▶ Try it
Look through the data below. Show each line where the string "JSON" occurs.

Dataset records
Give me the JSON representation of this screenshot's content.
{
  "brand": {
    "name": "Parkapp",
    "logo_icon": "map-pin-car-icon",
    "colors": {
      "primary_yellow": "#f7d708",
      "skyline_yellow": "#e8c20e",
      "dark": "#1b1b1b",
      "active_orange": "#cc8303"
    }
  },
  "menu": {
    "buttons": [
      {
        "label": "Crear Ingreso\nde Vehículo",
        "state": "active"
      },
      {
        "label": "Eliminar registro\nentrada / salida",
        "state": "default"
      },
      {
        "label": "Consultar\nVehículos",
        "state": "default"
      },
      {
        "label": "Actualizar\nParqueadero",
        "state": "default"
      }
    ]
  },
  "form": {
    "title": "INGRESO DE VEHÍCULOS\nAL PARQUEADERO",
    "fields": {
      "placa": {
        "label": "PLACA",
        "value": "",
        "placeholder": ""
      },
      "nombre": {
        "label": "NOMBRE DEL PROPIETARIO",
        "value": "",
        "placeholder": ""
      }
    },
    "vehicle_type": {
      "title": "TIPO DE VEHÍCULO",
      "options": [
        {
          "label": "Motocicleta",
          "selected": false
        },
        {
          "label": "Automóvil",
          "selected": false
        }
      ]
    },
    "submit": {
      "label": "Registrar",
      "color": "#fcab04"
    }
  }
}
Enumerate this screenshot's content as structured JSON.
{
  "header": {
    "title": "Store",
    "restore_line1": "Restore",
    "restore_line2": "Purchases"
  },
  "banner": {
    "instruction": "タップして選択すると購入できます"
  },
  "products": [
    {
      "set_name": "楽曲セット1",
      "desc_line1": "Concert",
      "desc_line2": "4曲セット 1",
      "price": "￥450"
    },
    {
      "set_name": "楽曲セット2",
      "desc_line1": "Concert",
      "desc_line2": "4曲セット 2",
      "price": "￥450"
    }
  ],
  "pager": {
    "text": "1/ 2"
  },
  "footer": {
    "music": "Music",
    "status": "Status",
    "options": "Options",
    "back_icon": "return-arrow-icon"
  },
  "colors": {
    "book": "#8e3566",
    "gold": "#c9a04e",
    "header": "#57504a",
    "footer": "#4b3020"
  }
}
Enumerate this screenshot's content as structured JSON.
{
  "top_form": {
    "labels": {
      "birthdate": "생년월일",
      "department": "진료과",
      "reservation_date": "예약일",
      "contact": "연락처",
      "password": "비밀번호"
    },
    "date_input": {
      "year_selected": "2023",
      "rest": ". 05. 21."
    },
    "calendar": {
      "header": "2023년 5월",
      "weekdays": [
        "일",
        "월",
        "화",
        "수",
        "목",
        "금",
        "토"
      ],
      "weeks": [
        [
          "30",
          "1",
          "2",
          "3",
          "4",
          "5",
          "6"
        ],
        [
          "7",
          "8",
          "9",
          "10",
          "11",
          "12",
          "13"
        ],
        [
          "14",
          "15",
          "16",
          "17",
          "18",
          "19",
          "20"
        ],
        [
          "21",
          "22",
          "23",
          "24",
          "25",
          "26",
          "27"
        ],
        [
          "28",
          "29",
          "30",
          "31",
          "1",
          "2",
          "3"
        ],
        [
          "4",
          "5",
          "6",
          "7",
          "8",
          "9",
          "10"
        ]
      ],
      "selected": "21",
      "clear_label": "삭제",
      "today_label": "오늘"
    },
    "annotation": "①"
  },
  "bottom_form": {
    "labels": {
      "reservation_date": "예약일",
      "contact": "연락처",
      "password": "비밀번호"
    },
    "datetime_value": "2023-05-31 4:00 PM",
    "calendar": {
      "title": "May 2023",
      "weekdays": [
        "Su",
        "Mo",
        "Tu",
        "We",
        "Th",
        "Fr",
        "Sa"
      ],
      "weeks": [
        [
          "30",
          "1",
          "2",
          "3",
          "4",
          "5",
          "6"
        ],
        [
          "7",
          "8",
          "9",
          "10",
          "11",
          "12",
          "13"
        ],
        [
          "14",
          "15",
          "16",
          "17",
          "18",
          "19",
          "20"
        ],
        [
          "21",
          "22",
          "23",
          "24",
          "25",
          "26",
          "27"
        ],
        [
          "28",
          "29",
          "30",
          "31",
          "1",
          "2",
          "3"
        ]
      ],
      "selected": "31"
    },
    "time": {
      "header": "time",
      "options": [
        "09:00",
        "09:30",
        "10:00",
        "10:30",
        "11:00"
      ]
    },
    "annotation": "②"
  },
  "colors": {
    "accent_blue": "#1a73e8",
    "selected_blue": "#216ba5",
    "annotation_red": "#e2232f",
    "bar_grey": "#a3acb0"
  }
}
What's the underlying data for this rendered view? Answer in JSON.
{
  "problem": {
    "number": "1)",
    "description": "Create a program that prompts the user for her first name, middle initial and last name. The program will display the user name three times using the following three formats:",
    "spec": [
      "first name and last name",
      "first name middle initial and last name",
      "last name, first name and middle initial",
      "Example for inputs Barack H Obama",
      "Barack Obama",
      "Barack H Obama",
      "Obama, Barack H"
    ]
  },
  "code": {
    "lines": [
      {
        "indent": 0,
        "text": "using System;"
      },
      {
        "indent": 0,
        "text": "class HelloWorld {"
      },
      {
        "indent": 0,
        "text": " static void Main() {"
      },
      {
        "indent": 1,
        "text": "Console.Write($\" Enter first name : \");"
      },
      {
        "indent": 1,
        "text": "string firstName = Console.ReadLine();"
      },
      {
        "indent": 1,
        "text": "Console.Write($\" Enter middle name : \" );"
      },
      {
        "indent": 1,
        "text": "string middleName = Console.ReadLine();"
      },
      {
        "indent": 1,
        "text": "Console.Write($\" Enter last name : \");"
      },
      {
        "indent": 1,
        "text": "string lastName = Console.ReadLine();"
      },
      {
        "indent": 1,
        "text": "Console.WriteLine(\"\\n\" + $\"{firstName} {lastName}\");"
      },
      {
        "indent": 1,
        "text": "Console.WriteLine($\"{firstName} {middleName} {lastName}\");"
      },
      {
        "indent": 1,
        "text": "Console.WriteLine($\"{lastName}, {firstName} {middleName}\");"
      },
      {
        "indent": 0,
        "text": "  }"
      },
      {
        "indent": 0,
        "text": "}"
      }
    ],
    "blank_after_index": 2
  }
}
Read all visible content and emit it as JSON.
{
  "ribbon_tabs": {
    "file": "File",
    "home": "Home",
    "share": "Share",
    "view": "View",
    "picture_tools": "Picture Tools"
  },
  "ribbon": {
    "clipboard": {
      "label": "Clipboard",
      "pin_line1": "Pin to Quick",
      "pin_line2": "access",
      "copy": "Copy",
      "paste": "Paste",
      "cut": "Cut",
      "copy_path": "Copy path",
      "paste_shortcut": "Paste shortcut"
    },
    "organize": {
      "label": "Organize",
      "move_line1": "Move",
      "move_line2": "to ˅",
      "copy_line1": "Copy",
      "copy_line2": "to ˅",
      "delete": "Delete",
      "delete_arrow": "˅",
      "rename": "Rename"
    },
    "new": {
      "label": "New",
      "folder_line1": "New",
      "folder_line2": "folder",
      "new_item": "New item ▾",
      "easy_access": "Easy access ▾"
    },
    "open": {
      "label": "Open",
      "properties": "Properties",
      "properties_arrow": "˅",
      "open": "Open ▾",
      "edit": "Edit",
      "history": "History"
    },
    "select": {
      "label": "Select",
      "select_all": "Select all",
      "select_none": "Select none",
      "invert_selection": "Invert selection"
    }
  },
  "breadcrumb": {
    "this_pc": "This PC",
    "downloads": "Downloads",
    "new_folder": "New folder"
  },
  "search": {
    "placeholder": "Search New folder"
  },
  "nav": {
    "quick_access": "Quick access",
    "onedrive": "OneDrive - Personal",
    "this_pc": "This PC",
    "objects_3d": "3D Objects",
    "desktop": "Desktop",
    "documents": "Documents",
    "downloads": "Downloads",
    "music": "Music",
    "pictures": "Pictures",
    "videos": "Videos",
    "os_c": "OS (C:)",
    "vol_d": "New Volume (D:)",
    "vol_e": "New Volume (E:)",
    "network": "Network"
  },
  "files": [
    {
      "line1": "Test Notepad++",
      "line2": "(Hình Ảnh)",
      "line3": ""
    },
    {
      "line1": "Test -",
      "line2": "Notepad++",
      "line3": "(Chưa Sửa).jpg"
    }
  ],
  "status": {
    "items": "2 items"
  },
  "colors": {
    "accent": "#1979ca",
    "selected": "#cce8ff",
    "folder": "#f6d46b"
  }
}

▶ Answer below
Give me the JSON representation of this screenshot's content.
Enumerate this screenshot's content as structured JSON.
Enumerate this screenshot's content as structured JSON.
What's the underlying data for this rendered view? Answer in JSON.
Read all visible content and emit it as JSON.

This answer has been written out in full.